As an eight-cylinder is called reciprocating engines that have eight cylinders.


The eight-cylinder is mainly produced as a combustion engine. It can be designed as a gasoline or diesel engine. Today it is mostly built as a V engine. Become Rarely are boxer engines and, because of the length, in-line engines.


The eight-cylinder internal combustion engine is most commonly used as driving trucks, passenger cars of the upper class, as well as sports cars. In addition, he used to drive for rail vehicles, light aircraft ( boxer engines American type ), ships (as inline and V engine ) and as a stationary power plant engine.


In automotive engineering, the eight-cylinder engine is almost always water-cooled. Air-cooled models (eg Tatra ) were exceptions. Eight-cylinder in-line engines have especially as gasoline engines, excellent smoothness, since the free mass forces first and second order are as already balanced the six-cylinder in-line engine. In addition, the firing intervals are reduced. Have crankshafts of series motors, however, because of their length and problems with torsional vibrations of the torque to be transmitted. In the automotive eight-cylinder in-line engines were therefore made ​​only in the 1920s and 1930s for luxury vehicles and made usually less than 200 hp (147 kW).

The usual form of V8 engines is the so-called cross -plane V8 with a cranked at 90 degrees of crankshaft. He has with appropriate counterweights on the crankshaft a perfect balancing of free mass forces and moments of first and second order. Although the firing interval is uniform as a whole, but not within a cylinder bank. In conjunction with a double-flow exhaust system (right and left cylinder bank each have an independent system ) this leads to the " sonorous " and " babbling " sound of the typical V8 engines of U.S. manufacturers, but also modern German V8 engines. The cross -plane V8 is not suitable as a typical " cruiser motor " very quiet running at high speeds.
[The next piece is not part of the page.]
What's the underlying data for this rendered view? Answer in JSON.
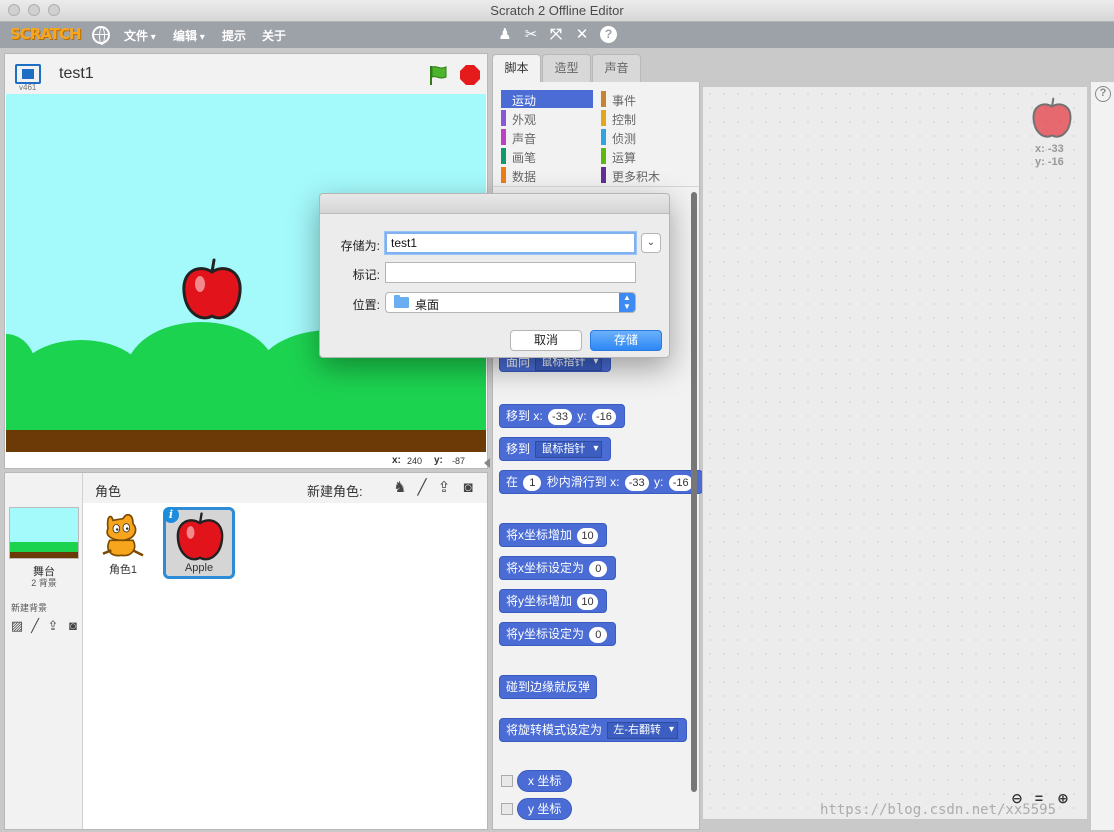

Rare is mainly in high -performance sports car (Ferrari F430, Lotus Esprit V8) used flat plane V8 with a 180 degree crank crankshaft. The firing order within a cylinder bank is regularly of a four- cylinder engine, there are smaller counterweights on the crankshaft as in Crossplane engines required and high speeds can be achieved. The smoothness is less fortunate, because mass second-order forces occur.

Each forged V- eight-cylinder crankshaft is in the forging process initially "flat"; the cross -plane design with 90 degree offset crank pins created by a subsequent, complex twist process in which squeezed in another die apparatus two of the four V- offsets from the forge level at forging heat or twisted. A cross -plane crankshaft is therefore more expensive to produce, if it is not cast.